(Dataset rows describing interfaces)
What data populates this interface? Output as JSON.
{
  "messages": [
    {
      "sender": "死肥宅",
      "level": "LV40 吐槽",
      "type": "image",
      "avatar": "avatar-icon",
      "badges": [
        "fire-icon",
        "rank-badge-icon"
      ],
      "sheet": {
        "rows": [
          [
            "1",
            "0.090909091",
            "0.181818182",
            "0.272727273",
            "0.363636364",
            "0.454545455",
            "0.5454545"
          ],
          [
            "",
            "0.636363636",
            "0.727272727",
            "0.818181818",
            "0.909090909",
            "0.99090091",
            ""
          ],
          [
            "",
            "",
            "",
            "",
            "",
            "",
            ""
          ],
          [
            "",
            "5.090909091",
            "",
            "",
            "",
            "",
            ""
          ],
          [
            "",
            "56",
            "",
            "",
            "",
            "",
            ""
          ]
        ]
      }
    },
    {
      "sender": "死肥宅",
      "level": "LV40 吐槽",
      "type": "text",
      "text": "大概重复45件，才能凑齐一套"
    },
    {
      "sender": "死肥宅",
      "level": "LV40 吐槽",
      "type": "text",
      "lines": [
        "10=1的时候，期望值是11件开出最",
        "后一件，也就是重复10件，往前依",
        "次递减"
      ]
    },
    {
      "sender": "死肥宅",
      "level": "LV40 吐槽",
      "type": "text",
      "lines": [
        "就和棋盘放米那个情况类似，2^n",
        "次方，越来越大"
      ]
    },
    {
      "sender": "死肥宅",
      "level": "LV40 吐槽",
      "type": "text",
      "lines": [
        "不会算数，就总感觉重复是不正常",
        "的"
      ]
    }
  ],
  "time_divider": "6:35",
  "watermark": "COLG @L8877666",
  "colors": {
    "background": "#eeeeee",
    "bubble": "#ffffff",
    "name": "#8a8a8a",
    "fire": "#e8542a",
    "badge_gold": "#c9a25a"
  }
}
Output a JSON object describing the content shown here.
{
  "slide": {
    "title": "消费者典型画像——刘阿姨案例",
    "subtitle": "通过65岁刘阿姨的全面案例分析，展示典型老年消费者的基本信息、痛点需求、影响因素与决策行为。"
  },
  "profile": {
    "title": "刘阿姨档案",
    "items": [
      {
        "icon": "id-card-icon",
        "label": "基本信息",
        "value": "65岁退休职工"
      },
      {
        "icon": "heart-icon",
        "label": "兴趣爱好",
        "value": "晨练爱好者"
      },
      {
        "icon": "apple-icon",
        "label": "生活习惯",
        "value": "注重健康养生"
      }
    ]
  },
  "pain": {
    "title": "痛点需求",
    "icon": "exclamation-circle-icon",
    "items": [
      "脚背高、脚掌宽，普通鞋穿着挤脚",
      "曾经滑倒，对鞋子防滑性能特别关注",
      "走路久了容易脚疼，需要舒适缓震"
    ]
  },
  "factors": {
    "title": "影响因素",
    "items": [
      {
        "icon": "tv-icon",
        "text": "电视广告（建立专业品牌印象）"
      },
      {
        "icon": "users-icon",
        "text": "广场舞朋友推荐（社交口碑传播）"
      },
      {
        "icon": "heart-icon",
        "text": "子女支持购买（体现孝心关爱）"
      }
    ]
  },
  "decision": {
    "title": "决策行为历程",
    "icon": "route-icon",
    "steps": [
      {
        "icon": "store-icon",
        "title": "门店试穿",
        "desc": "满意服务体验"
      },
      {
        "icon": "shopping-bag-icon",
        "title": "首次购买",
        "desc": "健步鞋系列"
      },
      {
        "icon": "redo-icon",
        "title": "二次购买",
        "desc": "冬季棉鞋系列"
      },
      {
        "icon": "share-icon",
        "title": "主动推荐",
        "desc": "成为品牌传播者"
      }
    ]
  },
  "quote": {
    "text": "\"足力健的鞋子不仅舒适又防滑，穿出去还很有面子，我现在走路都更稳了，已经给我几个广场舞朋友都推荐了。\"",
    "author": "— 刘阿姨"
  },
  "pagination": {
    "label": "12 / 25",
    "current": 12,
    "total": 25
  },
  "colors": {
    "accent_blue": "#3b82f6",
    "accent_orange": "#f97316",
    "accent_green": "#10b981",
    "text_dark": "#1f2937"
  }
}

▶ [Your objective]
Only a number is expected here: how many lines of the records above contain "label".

▶ [Result of this exercise]
4